At both events, Karzai referred to the days before U.S.-led forces invaded Afghanistan, deposing the ruling Taliban and scattering the leadership of Al-Qaeda, which operated there, plotting the attacks in the United States on 11 September 2001.
In his remarks to Congress, Karzai said: "Afghanistan has emerged from a very dark era, one of oppression and terror. We have adopted an enlightened constitution, establishing a democratic, Islamic government. It guarantees equal rights and equal protection for every citizen of our country."
Karzai then recounted the reforms in his country since the Taliban was defeated, including education for girls as well as boys, improved health care, a free press, improved infrastructure such as roads, and training for a new national army. He also cited national elections, which are scheduled for September.
None of this would have been possible without the help of the United States and other countries, Karzai told Congress in an address that was repeatedly interrupted by applause.
But the chairman of the Afghan Transitional Administration also acknowledged that problems remain, particularly the widespread cultivation of opium poppy. He said his government is working hard to stop the drug trade for the sake of his own people and those in regions where the drugs are used.
"We have initiated the fight against narcotics to save our children, to save your children, and to save children across the world from the evil of addiction to drugs," he said.
To do so, and to continue the other improvements in his country, Karzai urged the lawmakers and business leaders to continue the help that Afghanistan already has received. Specifically, he called for a free-trade agreement between his country and the United States.
With both governmental and corporate help, Karzai said, Afghanistan will become a modern success story in good governance. "To succeed, we ask for your continued investment.
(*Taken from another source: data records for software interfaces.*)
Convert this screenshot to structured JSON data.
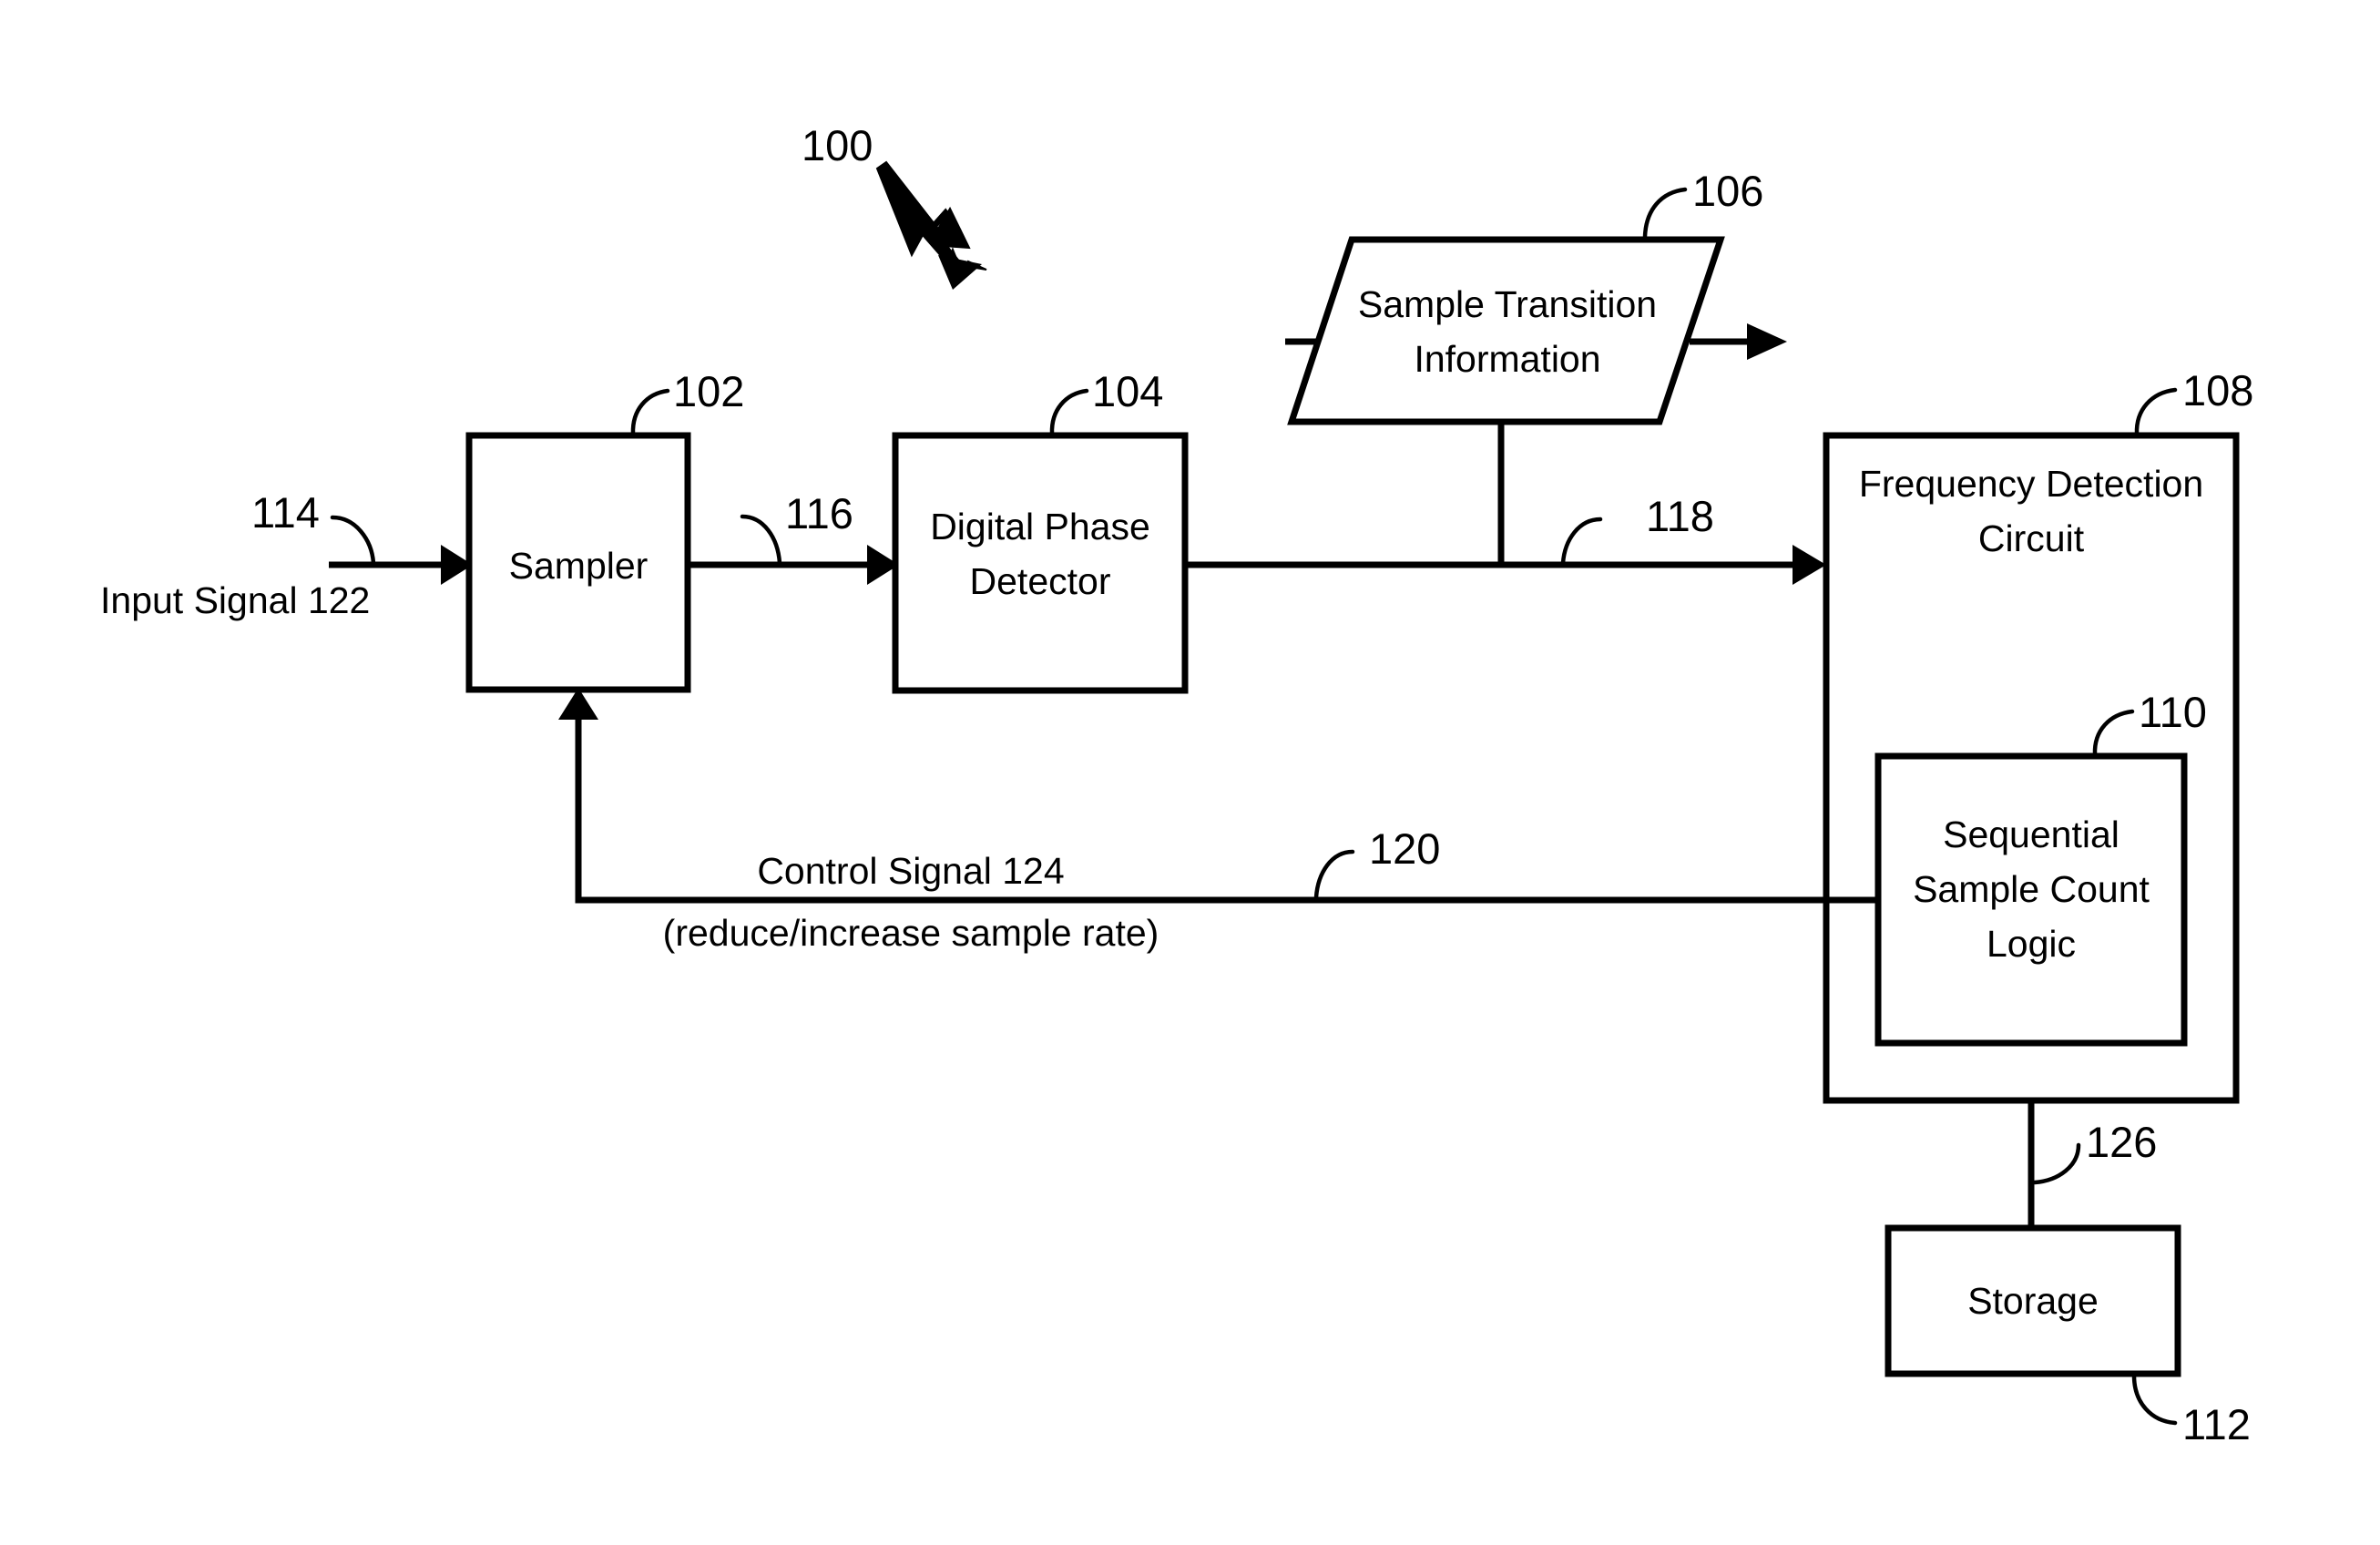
{
  "figure": {
    "title": "100",
    "type": "block-diagram",
    "background_color": "#ffffff",
    "line_color": "#000000"
  },
  "blocks": {
    "sampler": {
      "label": "Sampler",
      "ref": "102"
    },
    "digital_phase_detector": {
      "label_line1": "Digital Phase",
      "label_line2": "Detector",
      "ref": "104"
    },
    "sample_transition_information": {
      "label_line1": "Sample Transition",
      "label_line2": "Information",
      "ref": "106"
    },
    "frequency_detection_circuit": {
      "label_line1": "Frequency Detection",
      "label_line2": "Circuit",
      "ref": "108"
    },
    "sequential_sample_count_logic": {
      "label_line1": "Sequential",
      "label_line2": "Sample Count",
      "label_line3": "Logic",
      "ref": "110"
    },
    "storage": {
      "label": "Storage",
      "ref": "112"
    }
  },
  "signals": {
    "input_signal": {
      "label": "Input Signal 122",
      "ref": "114"
    },
    "sampler_to_detector": {
      "ref": "116"
    },
    "detector_to_frequency": {
      "ref": "118"
    },
    "feedback_path": {
      "ref": "120"
    },
    "control_signal": {
      "label_line1": "Control Signal 124",
      "label_line2": "(reduce/increase sample rate)"
    },
    "storage_link": {
      "ref": "126"
    }
  }
}
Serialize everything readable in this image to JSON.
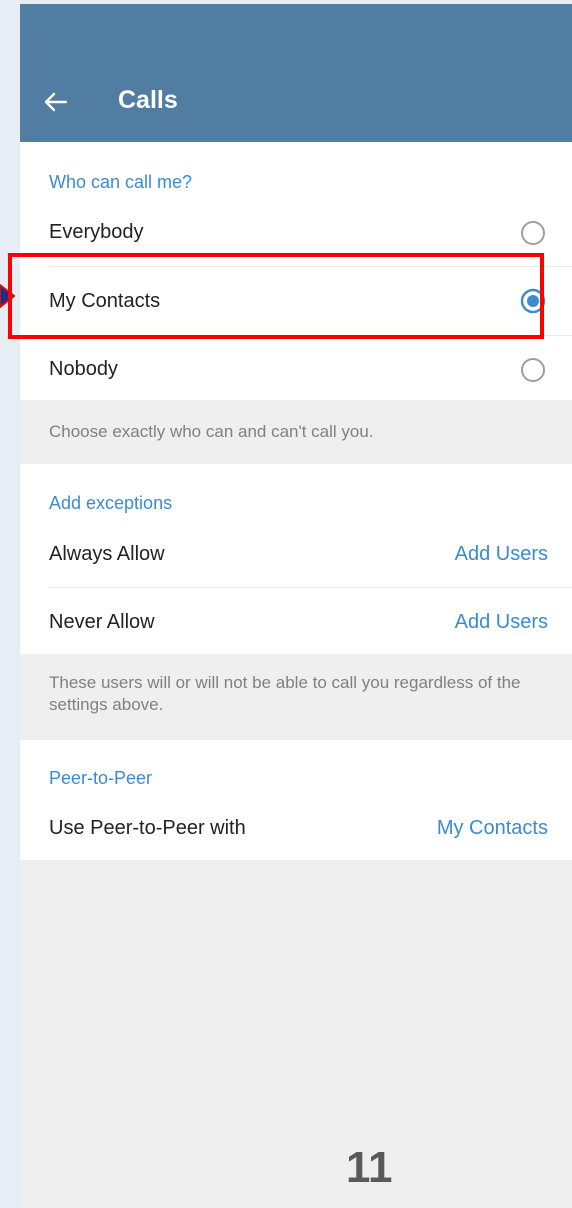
{
  "header": {
    "title": "Calls",
    "background": "#527da3"
  },
  "who_can_call": {
    "section_title": "Who can call me?",
    "options": [
      {
        "label": "Everybody",
        "selected": false
      },
      {
        "label": "My Contacts",
        "selected": true
      },
      {
        "label": "Nobody",
        "selected": false
      }
    ],
    "hint": "Choose exactly who can and can't call you."
  },
  "exceptions": {
    "section_title": "Add exceptions",
    "rows": [
      {
        "label": "Always Allow",
        "action": "Add Users"
      },
      {
        "label": "Never Allow",
        "action": "Add Users"
      }
    ],
    "hint": "These users will or will not be able to call you regardless of the settings above."
  },
  "peer_to_peer": {
    "section_title": "Peer-to-Peer",
    "row": {
      "label": "Use Peer-to-Peer with",
      "action": "My Contacts"
    }
  },
  "annotation": {
    "page_number": "11",
    "highlight_color": "#ff0000"
  },
  "colors": {
    "accent": "#3a8ccf",
    "background": "#efefef"
  }
}
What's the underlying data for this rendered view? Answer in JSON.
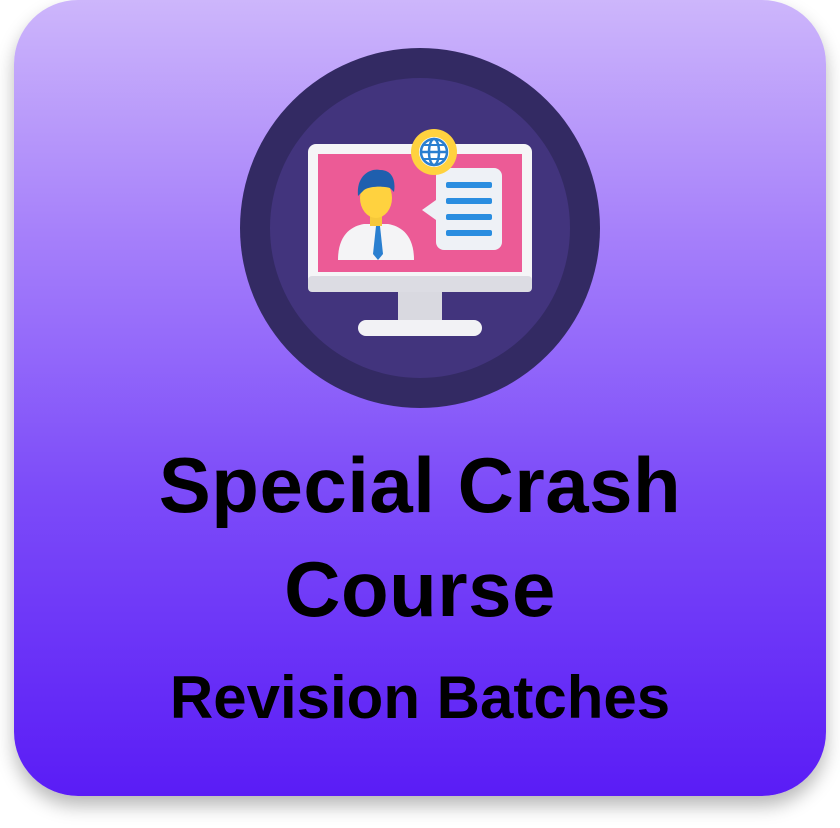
{
  "tile": {
    "title_line1": "Special Crash",
    "title_line2": "Course",
    "subtitle": "Revision Batches"
  },
  "icon": {
    "name": "online-class-monitor-icon",
    "parts": [
      "monitor-icon",
      "presenter-avatar-icon",
      "chat-bubble-icon",
      "globe-icon"
    ]
  },
  "colors": {
    "gradient_top": "#cdb6fb",
    "gradient_bottom": "#5a1cf6",
    "circle_outer": "#332a63",
    "circle_inner": "#42347d",
    "screen_pink": "#ec5b96",
    "globe_yellow": "#ffd23f",
    "text": "#000000"
  }
}
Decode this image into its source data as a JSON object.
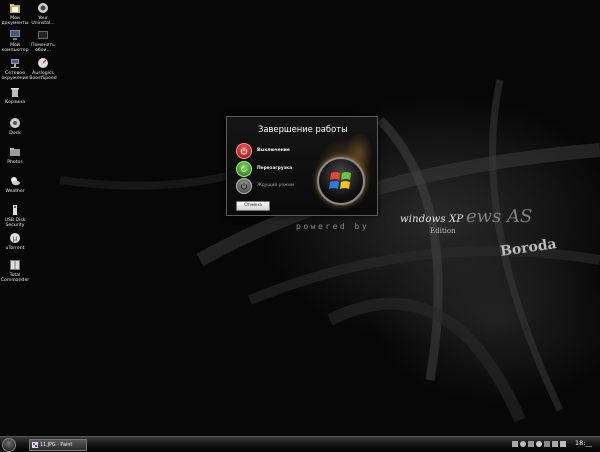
{
  "desktop": {
    "icons": [
      {
        "label": "Мои документы",
        "icon": "folder-documents-icon"
      },
      {
        "label": "Your Uninstal...",
        "icon": "uninstaller-icon"
      },
      {
        "label": "Мой компьютер",
        "icon": "computer-icon"
      },
      {
        "label": "Поменять обои...",
        "icon": "wallpaper-icon"
      },
      {
        "label": "Сетевое окружение",
        "icon": "network-icon"
      },
      {
        "label": "Auslogics BoostSpeed",
        "icon": "boostspeed-icon"
      },
      {
        "label": "Корзина",
        "icon": "recycle-bin-icon"
      },
      {
        "label": "Dock",
        "icon": "dock-icon"
      },
      {
        "label": "Photos",
        "icon": "photos-icon"
      },
      {
        "label": "Weather",
        "icon": "weather-icon"
      },
      {
        "label": "USB Disk Security",
        "icon": "usb-security-icon"
      },
      {
        "label": "uTorrent",
        "icon": "utorrent-icon"
      },
      {
        "label": "Total Commander",
        "icon": "total-commander-icon"
      }
    ]
  },
  "wallpaper": {
    "brand": "windows XP",
    "edition": "Edition",
    "series": "ews AS",
    "tagline": "powered by",
    "graffiti": "Boroda"
  },
  "dialog": {
    "title": "Завершение работы",
    "options": [
      {
        "label": "Выключение",
        "icon": "power-off-icon",
        "color": "#d42020"
      },
      {
        "label": "Перезагрузка",
        "icon": "restart-icon",
        "color": "#3aa02a"
      },
      {
        "label": "Ждущий режим",
        "icon": "standby-icon",
        "color": "#8a8a8a"
      }
    ],
    "cancel_label": "Отмена"
  },
  "taskbar": {
    "active_window": "11.JPG - Paint",
    "clock": "18:__"
  },
  "colors": {
    "background": "#050505",
    "taskbar": "#1e1e1e"
  }
}
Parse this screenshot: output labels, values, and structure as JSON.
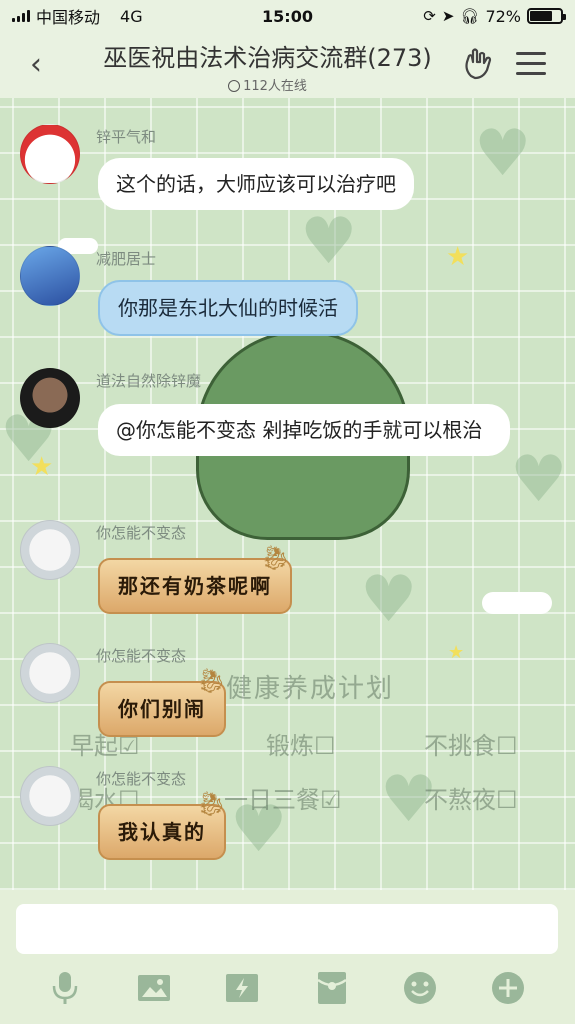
{
  "status": {
    "carrier": "中国移动",
    "network": "4G",
    "time": "15:00",
    "battery_text": "72%",
    "battery_level": 0.72
  },
  "header": {
    "back_icon": "‹",
    "title": "巫医祝由法术治病交流群(273)",
    "online": "112人在线"
  },
  "messages": [
    {
      "sender": "锌平气和",
      "text": "这个的话，大师应该可以治疗吧",
      "style": "white"
    },
    {
      "sender": "减肥居士",
      "text": "你那是东北大仙的时候活",
      "style": "blue"
    },
    {
      "sender": "道法自然除锌魔",
      "text": "@你怎能不变态 剁掉吃饭的手就可以根治",
      "style": "white"
    },
    {
      "sender": "你怎能不变态",
      "text": "那还有奶茶呢啊",
      "style": "gold"
    },
    {
      "sender": "你怎能不变态",
      "text": "你们别闹",
      "style": "gold"
    },
    {
      "sender": "你怎能不变态",
      "text": "我认真的",
      "style": "gold"
    }
  ],
  "background_plan": {
    "title": "健康养成计划",
    "items": [
      "早起☑",
      "锻炼☐",
      "不挑食☐",
      "喝水☐",
      "一日三餐☑",
      "不熬夜☐"
    ]
  },
  "colors": {
    "accent": "#cfe4c6",
    "bubble_blue": "#b8dbf3",
    "bubble_gold": "#dca86a"
  },
  "icons": [
    "back-icon",
    "hand-icon",
    "menu-icon",
    "mic-icon",
    "image-icon",
    "flash-icon",
    "redpacket-icon",
    "emoji-icon",
    "plus-icon"
  ]
}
Afghanistan is open for business and American companies are most welcome. Together, we will make Afghanistan a great success and an enduring example of a prosperous, democratic society," he said.
Later, at the White House, he elaborated on the theme of Afghanistan's progress, calling its constitution "the most enlightened in that part of the world." He said it is proof that democracy and Islam can co-exist.
But Karzai said his job as president is to make his country advance even further by engaging all Afghans and ensuring that the September elections proceed as smoothly as possible.
"It's my job to take that nation, the Afghan people to a better future, to stability and peace, to a higher degree of democracy, to the elections. It's my job to do that peacefully. It's my job to keep stability and peace in Afghanistan. And I will talk to anyone who has come to talk to me about stability and peace and about movement towards democracy," Karzai said.
Karzai also expressed resentment at criticism of him for having dealings with Afghanistan's heavily armed regional leaders, most of whom are referred to as "warlords." He said that as president, it is his responsibility to deal peacefully with all sectors of Afghan society in an effort to promote democracy. No deals have been made with these regional leaders, Karzai said, and no coalitions have been formed between them and his government.